• _Assignment_:
Show every line from the entries that follow which holds the word "stop".

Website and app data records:
════════════════

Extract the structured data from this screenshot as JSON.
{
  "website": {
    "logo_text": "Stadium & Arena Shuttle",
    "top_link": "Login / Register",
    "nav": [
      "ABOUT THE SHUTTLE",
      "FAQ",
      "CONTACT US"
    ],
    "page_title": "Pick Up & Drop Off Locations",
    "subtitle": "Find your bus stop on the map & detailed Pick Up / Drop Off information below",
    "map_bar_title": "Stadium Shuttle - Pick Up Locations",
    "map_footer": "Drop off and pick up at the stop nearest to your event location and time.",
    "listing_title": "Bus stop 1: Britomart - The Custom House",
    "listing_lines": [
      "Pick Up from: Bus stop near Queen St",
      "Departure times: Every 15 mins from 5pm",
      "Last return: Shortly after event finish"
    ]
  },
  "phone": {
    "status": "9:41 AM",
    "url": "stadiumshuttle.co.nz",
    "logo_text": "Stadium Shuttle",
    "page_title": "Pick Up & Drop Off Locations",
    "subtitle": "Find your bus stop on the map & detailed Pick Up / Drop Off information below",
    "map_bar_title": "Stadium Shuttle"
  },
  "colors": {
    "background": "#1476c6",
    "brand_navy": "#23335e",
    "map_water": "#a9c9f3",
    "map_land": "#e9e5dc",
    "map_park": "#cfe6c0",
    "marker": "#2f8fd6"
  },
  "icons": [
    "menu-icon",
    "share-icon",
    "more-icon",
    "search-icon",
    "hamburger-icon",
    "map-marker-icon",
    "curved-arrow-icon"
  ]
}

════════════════

• _Exercise output_:
    "subtitle": "Find your bus stop on the map & detailed Pick Up / Drop Off information below",
    "map_footer": "Drop off and pick up at the stop nearest to your event location and time.",
    "listing_title": "Bus stop 1: Britomart - The Custom House",
      "Pick Up from: Bus stop near Queen St",
    "subtitle": "Find your bus stop on the map & detailed Pick Up / Drop Off information below",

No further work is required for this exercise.